Käthe Kollwitz was a grieving mother who died just before the end of World War 2. She lived in Germany and only survived the Nazi regime because of her international acclaim as an artist and sculptor.
After her son Peter died in the 1914-1918 war, she wrote, “There is in our lives a wound, which will never heal. Nor should it.”
She began to think about a memorial, although it took decades before she completed it.
Two giant figures, much larger than life, stand now in the German war cemetery in Belgium.
I haven’t seen them in person, but this is how they’ve been described:
The man’s head is bare. He kneels upright, fingers pressed under his arms. He is stiff, he is cold, holding himself in. The woman, covered, leans forward: head and shoulders bent, swags of her robe dropping like tears. She could be praying; she could be in pain: one hand up by her chin, the other bundled up, level with your eyes. You have to bend, to look up into her face.Ruth Padel
The agony of pain felt by each parent, expressed in slightly differently ways, is how Käthe chose to represent her mourning for her son. It is a moving tribute, a lasting memorial.
Following Peter’s death in 1914, the artist went through many iterations of how best to pay tribute to her son. Kollwitz began with drawings and sculptural models of a mother with her deceased child but then later decided to focus on depictions of the grieving parents.
Kollwitz’s memorial materialized both the collectivity and isolation of parental mourning. Both parents kneel, with the father erect and the mother bowed in her despair. Neither can stand, and each physically clasps the body, as if both attempt to give comfort and to steel themselves against the overpowering weight of sorrow.
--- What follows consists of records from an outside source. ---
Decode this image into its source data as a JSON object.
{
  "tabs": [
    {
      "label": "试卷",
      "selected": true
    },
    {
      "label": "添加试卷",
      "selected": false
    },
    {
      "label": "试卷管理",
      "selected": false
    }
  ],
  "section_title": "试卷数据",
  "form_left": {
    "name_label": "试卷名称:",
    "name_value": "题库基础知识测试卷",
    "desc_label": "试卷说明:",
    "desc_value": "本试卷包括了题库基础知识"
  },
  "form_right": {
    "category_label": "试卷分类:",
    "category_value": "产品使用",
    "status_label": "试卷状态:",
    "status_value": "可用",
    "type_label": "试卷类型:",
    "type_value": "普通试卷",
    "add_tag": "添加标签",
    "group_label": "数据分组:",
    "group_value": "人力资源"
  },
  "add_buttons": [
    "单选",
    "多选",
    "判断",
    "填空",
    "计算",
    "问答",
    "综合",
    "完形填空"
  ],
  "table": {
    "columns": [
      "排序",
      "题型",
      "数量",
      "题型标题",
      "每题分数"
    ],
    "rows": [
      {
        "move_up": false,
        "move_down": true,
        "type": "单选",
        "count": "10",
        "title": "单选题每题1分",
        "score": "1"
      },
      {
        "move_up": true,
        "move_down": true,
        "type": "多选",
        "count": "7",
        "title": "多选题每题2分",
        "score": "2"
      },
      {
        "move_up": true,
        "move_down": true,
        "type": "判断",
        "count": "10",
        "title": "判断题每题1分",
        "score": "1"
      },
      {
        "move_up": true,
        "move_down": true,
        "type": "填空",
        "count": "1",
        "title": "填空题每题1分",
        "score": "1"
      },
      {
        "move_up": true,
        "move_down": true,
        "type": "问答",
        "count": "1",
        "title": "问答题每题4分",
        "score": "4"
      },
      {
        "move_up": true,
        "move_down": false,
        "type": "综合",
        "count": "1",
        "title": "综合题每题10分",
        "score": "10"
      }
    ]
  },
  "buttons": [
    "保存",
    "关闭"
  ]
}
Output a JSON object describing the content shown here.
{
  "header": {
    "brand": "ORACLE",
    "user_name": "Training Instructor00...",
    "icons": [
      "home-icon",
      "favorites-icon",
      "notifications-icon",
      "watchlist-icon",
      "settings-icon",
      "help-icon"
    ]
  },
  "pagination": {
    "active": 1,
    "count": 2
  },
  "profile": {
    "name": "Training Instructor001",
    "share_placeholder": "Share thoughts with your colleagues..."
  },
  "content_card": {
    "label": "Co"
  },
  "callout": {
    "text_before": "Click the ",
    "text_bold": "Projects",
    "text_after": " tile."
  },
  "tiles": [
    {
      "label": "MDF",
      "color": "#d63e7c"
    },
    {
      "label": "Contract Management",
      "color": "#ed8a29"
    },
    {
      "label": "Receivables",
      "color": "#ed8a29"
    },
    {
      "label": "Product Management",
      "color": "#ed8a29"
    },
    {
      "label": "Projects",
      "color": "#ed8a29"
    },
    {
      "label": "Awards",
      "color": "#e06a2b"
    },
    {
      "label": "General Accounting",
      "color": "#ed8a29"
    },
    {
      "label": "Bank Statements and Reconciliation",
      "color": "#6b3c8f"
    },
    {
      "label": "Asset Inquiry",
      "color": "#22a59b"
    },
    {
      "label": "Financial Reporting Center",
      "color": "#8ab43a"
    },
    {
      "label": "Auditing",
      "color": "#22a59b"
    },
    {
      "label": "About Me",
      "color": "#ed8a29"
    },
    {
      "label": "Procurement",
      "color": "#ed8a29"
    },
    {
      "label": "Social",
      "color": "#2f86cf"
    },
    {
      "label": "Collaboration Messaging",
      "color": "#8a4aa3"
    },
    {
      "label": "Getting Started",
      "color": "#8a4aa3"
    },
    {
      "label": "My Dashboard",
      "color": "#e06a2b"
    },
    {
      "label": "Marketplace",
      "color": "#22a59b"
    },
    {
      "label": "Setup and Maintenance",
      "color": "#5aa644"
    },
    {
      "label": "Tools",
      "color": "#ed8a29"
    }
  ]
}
Kollwitz indicates that while this deep despair is shared, it remains unique to each parent.
In 1924, the artist reconceptualized the memorial, creating two, separate sculptures instead of one joint memorial, and she placed a distance between each parent. The separation of the figures allows visitors to see the graves and/or cemetery – the source of parental grief – between the two. This physical separation additionally underscores that each parent mourns alone, with the depths of each parent’s psychological torment unique and inaccessible to the other.Käthe Kollwitz Artworks & Famous Paintings | TheArtStory
As I look at the two figures, it strikes me that grief is so intensely personal. No matter who we might be grieving alongside, their experience of grief will not be the same as our own. There is no wrong or right way to grieve. We each find our own ways to survive.
Conflict triggers creativity
Ruth Padel made a radio programme on the Grieving Parents statue, and that’s how I found out some of the backstory of this memorial. Ruth’s take on creativity is interesting:
For many years, I’ve been working on the question of what drives us to create, and how conflict triggers creativity. In trauma, many people turn to making poems, paintings, songs. I think “making” is one way we cope. It is reparation: our defence against the dark. … You explore and make sense of your feelings about it by revealing the appalling thing that happened. Acknowledging it, you help us see it from a new and healing perspective: you trans-form it.Käthe Kollwitz, THE GRIEVING PARENTS – ruthpadel.com
There is great truth in this.
We, the grieving, make different things.
Some write poetry.
Some draw or paint.
Some create gardens.
Some compose music.
Sometimes our creativity might come in a great wave, particularly in the earliest months or years following our bereavement.
That wave may slowly peter out. One father I read about described how he wrote poetry in perfect rhyme for months. But then the poetry stopped.
For others, the creativity that grief has unleashed endures.
The process of creativity is more important than the product
Few of us are ‘good enough’ creators to produce something that other people will admire, at least probably not outside our own circle of friends or family. But that doesn’t matter.
The creative burst that grief unleashes is primarily for our own benefit. It is a way of memorialising our loved ones; a way of expressing how we feel.
The process of making it can be just as important as the end product, perhaps even more so.
If at the end there is something we want to share with others, that’s fine. Or if it’s something that we keep close to ourselves, that’s fine too.
Your grief journey – your creativity
Have you expressed your grief in a creative way? Have you created something to honour the memory of your loved one? It would be so interesting to receive pictures of what you’ve made. If you’d like to share anything that I can include in a blogpost for others to see, drop me a line by email or in the comments.
I’ll end this here with Käthe’s words. Her desire for her son’s presence is something that all of us bereaved parents can surely relate to.
My Peter, I intend to try to be faithful. What does that mean? … I want to honour God in my work, which means to be honest and sincere. Dear Peter, I ask you to be around me, to help me. I know you are there, but I see you only vaguely, as if you were shrouded in mist. Stay with me.”(Diary entry by Käthe on 31st December of the year her son died.)
READ MORE: Creativity and Grief
If you’re a bereaved parent, there is compassion and support available for you with The Compassionate Friends.